Stored entries:

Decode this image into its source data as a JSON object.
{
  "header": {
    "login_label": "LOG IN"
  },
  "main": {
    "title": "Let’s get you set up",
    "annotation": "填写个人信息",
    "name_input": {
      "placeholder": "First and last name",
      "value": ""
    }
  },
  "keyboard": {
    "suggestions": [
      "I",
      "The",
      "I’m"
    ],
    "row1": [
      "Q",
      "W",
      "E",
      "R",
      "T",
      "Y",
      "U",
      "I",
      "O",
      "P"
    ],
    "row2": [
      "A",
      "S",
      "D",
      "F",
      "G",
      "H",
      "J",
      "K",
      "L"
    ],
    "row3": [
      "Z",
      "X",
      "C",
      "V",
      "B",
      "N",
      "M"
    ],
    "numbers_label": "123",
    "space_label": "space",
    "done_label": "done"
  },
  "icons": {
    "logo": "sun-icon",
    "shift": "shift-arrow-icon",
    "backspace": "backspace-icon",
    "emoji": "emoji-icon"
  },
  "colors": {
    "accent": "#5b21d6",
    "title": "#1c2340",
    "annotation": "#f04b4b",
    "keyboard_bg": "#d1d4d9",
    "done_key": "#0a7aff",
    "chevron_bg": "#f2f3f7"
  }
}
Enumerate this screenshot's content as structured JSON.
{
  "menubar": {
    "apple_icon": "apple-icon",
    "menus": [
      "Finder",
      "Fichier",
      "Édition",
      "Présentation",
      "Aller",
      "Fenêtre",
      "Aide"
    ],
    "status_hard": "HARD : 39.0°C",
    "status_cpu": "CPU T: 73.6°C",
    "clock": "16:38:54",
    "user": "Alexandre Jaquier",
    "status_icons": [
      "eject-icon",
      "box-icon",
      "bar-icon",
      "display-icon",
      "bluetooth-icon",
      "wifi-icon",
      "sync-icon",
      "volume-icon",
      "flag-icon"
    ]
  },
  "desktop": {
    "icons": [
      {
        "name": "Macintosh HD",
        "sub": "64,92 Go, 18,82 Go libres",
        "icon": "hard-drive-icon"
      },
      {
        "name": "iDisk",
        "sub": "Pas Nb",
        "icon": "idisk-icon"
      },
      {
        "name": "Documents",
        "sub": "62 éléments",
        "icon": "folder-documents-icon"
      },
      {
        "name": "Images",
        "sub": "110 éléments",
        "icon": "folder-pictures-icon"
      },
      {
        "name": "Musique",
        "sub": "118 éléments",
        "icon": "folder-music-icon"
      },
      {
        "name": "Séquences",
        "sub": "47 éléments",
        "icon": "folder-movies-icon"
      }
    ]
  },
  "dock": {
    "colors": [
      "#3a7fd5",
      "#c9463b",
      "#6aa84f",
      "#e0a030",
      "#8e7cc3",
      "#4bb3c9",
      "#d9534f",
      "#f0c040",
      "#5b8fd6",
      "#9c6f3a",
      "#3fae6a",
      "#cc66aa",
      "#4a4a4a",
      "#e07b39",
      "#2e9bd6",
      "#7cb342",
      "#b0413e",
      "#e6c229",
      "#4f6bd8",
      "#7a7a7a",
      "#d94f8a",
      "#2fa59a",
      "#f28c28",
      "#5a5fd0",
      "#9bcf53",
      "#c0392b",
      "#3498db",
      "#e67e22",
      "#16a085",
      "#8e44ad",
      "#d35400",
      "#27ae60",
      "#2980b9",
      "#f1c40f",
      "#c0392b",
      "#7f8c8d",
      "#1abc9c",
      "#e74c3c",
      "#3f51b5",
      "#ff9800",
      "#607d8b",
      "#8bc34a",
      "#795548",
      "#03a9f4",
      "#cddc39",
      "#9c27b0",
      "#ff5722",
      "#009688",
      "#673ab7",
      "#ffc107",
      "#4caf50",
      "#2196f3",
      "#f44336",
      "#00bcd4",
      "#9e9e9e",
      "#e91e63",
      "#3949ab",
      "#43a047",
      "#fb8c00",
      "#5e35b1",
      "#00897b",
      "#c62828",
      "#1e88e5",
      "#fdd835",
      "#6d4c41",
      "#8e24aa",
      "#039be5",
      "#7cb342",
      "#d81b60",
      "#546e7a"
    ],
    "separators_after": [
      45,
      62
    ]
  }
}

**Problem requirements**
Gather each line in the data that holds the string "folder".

**Solution to this problem**
        "icon": "folder-documents-icon"
        "icon": "folder-pictures-icon"
        "icon": "folder-music-icon"
        "icon": "folder-movies-icon"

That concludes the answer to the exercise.